Senior Advocate JP Sengh and Advocates Veena Ralli and Siddhartha Aggarwal were appointed as amicus curiae by the court for the said matter between one Dayawati who had filed a complaint under section 138 against one Yogesh Kumar Gosain who allegedly had a liability of Rs. 55,99,600 towards her.
The matter was referred to the Delhi High Court Mediation and Conciliation Centre and both the parties reached a settlement. However, the accused failed to comply with the terms of the agreement and argued that the settlement was not binding. The Metropolitan Magistrate Bharat Chugh then referred the matter to the Delhi High Court.

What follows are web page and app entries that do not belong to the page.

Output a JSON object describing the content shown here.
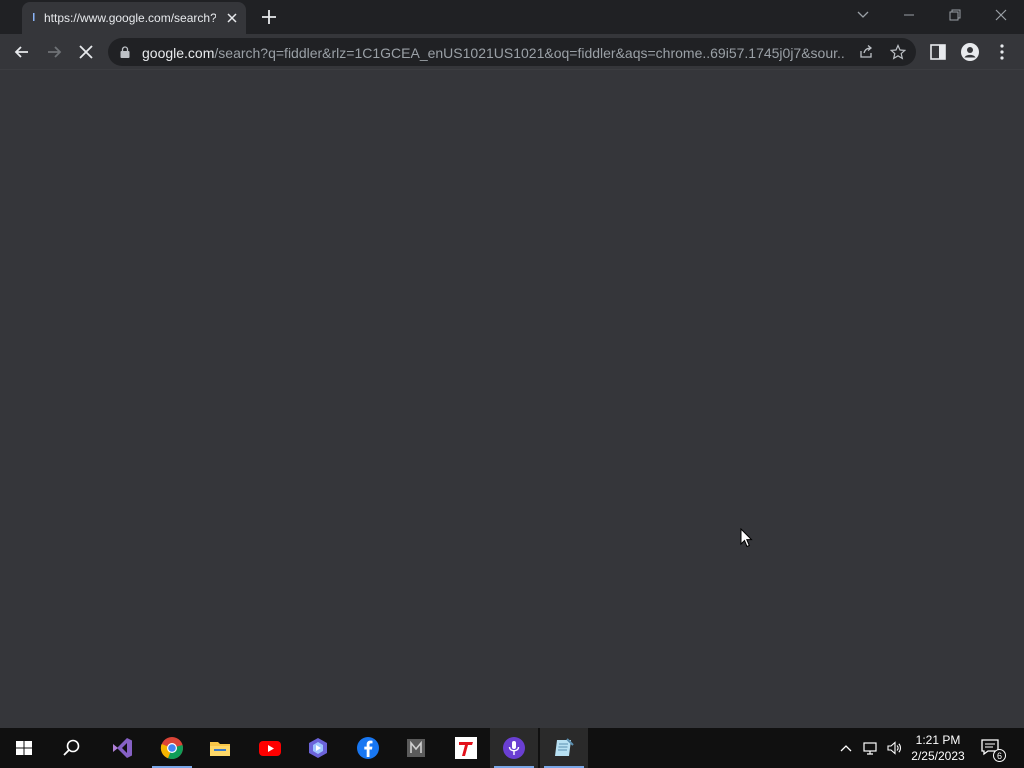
{
  "browser": {
    "tab": {
      "title": "https://www.google.com/search?q=fiddler",
      "loading": true
    },
    "address": {
      "host": "google.com",
      "path": "/search?q=fiddler&rlz=1C1GCEA_enUS1021US1021&oq=fiddler&aqs=chrome..69i57.1745j0j7&sour..."
    }
  },
  "taskbar": {
    "apps": [
      "start-icon",
      "search-icon",
      "visual-studio-icon",
      "chrome-icon",
      "file-explorer-icon",
      "youtube-icon",
      "copilot-icon",
      "facebook-icon",
      "m-app-icon",
      "t-app-icon",
      "podcast-icon",
      "notepad-icon"
    ],
    "clock": {
      "time": "1:21 PM",
      "date": "2/25/2023"
    },
    "notifications": "6"
  },
  "colors": {
    "tabstrip": "#202124",
    "toolbar": "#35363a",
    "taskbar": "#101010",
    "accent": "#7aa7e8"
  }
}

“Even though an express statutory provision enabling the criminal court to refer the complainant and accused persons to alternate dispute redressal mechanisms has not been specifically provided by the Legislature, however, the Cr.P.C. does permit and recognize settlement without stipulating or restricting the process by which it may be reached. There is thus no bar to utilizing the alternate dispute mechanisms including arbitration, mediation, conciliation (recognized under Section 89 of CPC) for the purposes of settling disputes which are the subject matter of offences covered under Section 320 of the Cr.P.C.”
The Court also stated that proceedings under Section 138 of the NI Act have a special character. They arise from a civil dispute relating to dishonouring to a cheque but may result in a criminal consequence. Even though the statute is punitive in nature, however, its spirit, intent and object is to provide compensation and ensure restitution as well which aspects must receive priority over punishment.

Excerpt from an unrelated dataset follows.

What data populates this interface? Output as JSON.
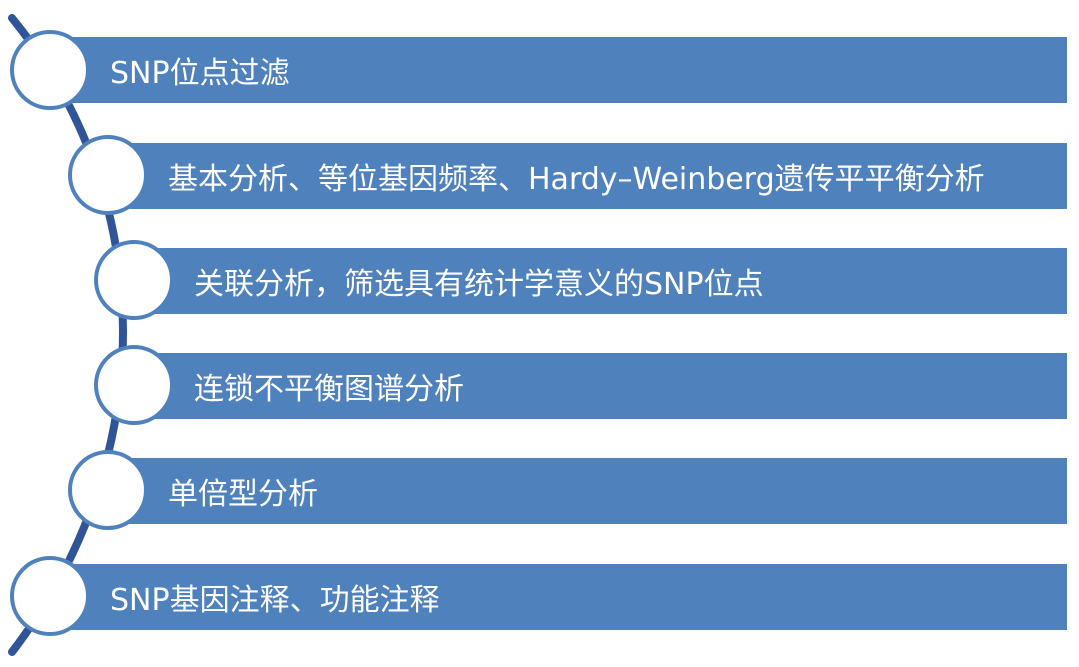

The Court then shed light on various judgments and came to the conclusion that there is no legal prohibition upon a court, seized of a complaint under NI Act, to encourage dispute resolution by recourse to the alternate dispute resolution methods including mediation.
“Courts have had regard to the nature of proceedings, and, wherever found that criminal proceedings are really quasi-civil in nature, so far as matters of procedure is concerned, consistently expanded the limits of specific statutory prescription in order to do complete justice between the parties, keeping in mind the elements of public interest as well as the spirit, object and intendment of the legislation.

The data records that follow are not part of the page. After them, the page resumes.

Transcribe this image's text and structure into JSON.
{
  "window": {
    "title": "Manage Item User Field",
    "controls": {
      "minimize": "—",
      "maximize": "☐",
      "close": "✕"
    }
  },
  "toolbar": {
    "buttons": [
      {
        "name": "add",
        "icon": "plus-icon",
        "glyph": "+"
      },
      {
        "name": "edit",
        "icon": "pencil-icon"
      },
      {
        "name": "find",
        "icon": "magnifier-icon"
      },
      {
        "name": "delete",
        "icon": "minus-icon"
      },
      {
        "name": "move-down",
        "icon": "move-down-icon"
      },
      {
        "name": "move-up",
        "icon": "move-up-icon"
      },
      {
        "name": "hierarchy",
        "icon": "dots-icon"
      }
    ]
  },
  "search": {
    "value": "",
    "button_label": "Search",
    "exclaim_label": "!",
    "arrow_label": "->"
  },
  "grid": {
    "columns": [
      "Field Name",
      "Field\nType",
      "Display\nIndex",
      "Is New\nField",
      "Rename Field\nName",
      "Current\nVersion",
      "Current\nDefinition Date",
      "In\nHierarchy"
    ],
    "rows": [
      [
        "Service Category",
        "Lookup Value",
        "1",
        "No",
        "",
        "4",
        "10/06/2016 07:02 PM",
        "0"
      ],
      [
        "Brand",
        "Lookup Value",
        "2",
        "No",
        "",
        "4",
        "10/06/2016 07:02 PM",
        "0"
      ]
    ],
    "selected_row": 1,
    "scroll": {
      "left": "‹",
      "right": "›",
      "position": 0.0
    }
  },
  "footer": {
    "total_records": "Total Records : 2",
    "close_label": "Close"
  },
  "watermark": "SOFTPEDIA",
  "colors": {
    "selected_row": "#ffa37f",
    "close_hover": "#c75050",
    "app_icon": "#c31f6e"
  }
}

Other than the settlement agreement, there is no judicial order of any court that binds the respondent to honour the settlementarrived at during mediation….The criminal courts necessarily have to keep the complaint pending, awaiting the implementation of the negotiated settlement.
In the event of breach of the settlement, the courts have to recommence proceedings on merits and the evidentiary/legal value of the mediated settlement remains undetermined…..The courts cannot permit use of mediation as a tool to abuse judicial process.”
Regarding breach of a settlement which has been accepted by the court, the Bench observed that,
“The party attempting to breach the settlement and undertaking cannot be permitted to avoid making the payment.
In the event that a criminal court passes order accepting the mediated settlement between the parties and directs the accused to make payment in terms thereof, the settlement amount becomes payable under the order of the court. Such order having been passed in proceedings under Section 138 of the NI Act, would be an order under Section 147 of the NI Act and Section 320 of the Cr.P.C.”
At the end of the judgment, the Bench laid down the exact procedure which is to be followed in cases under Section 138wherein mediation and mutual settlement are involved and also categorically answered the questions raised by the Metropolitan Magistrate Bharat Chugh while referring the matter to the High Court.